TORONTO – Every five years or so, Montreal-born director Jason Reitman teams up with screenwriter Diablo Cody to take stock of their feelings and fears about life, then render their struggles with identity onto the big screen.
“We started what will hopefully be a lifetime filmmaking journey in which we are partners, in which we are telling kind of the story of our lives,” Reitman said in a recent interview at Toronto’s TIFF Bell Lightbox theatre. “We’re around the same age, and we’re experiencing similar things.
“The idea of closing one chapter and opening another is very much on our minds.”
Both now parents, Reitman and Cody have reunited for “Tully,” set to hit theatres Friday, marking the latest instalment of a perhaps unintentional coming-of-age trilogy about extended adolescence.
The dramedy follows Charlize Theron’s beleaguered Marlo as she wades through the trials and tedium of raising two kids and a newborn, until a sprightly 26-year-old night nanny named Tully, played by Vancouver-born actress Mackenzie Davis, swoops in to take care of both mom and baby.
The writer-director duo made their joint debut in 2007 with critical darling “Juno” about a smart-mouthed teenager thrust into adulthood by an unplanned pregnancy. Their 2011 follow-up, “Young Adult,” also starred Theron as a middle-aged washout who tries to woo her teenage sweetheart away from his wife and infant.

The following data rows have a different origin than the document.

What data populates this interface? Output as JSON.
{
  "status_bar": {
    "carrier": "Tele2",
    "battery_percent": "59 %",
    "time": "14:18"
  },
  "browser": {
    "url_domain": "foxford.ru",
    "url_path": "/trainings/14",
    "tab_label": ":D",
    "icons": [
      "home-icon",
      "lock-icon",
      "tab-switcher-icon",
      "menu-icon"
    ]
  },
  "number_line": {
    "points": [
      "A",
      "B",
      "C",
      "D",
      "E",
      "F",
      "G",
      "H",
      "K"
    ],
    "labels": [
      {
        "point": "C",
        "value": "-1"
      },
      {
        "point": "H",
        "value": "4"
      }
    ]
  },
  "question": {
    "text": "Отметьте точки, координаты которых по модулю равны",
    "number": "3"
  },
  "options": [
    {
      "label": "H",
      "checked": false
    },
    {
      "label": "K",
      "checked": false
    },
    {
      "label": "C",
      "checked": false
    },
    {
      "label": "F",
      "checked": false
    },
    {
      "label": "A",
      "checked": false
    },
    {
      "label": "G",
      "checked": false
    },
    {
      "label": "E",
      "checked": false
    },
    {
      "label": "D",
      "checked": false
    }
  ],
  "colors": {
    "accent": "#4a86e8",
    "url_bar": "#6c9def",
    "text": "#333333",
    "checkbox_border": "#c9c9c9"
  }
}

If “Juno” is about growing up too fast, and “Young Adult” is about growing up too slow, “Tully” is about raising children while letting go of your own childhood, Reitman said.
“All three touch on this idea of not knowing where you’re supposed to be within the arc of your own life, and always feeling like you’re actually not the right time,” he said.
“When you become a parent … you start to think of your younger self as not a different time, but a different person.”
“Tully” shares the cinematic sensibility honed by Reitman and Cody in their previous collaborations, combining deadpan dialogue with heartfelt performances to tell stories of strong-willed women caught between journeys of personal growth and the introduction of a new life.
“We’re meant to say that being a parent is always a blessing … and it is, but it’s also really tough,” said Reitman.
“It really is a moment in which you have to reflect on your own life and say goodbye to a portion of your life. You kind of have to say goodbye to your childhood.”
Opening roughly a week ahead of Mother’s Day, “Tully” has been lauded by critics as an unflinching ode to motherhood, and all the screaming, spilling and sleep deprivation that entails.
But Reitman said the film isn’t really about motherhood. Rather, he said, it uses motherhood as a “location.”
“I think real humour and real humanity comes from authenticity,” said Reitman. “As a location, we want (the depiction of motherhood) to be accurate in the same way that I think James Cameron would want the Titanic to look accurate.”
To capture the first few gruelling months after giving birth, Reitman said he asked a group of young mothers to fill out a questionnaire about their own experiences looking after newborns, some of which were mined for the movie, such as when Marlo tries to rock her little one to sleep by placing the carrier on top of a tumbling clothes drier, or distractedly drops her phone on the baby during a diaper change.
At the film’s emotional core, Reitman said, is the “magical relationship” between Marlo and Tully.
In their late-night chats during breastfeeding sessions, Marlo finds in Tully the youthful curiosity that was drained from her after her attentions shifted to child-rearing, he said, and unburdens herself of the self-judgment that plagues many modern mothers.
“There’s a thrill to becoming a parent, but there’s also periods of feeling alone. And those periods of feeling alone are something that we don’t often talk about, which only makes them feel more lonely,” Reitman said.
“I hope when you watch this movie, it makes you feel less alone.”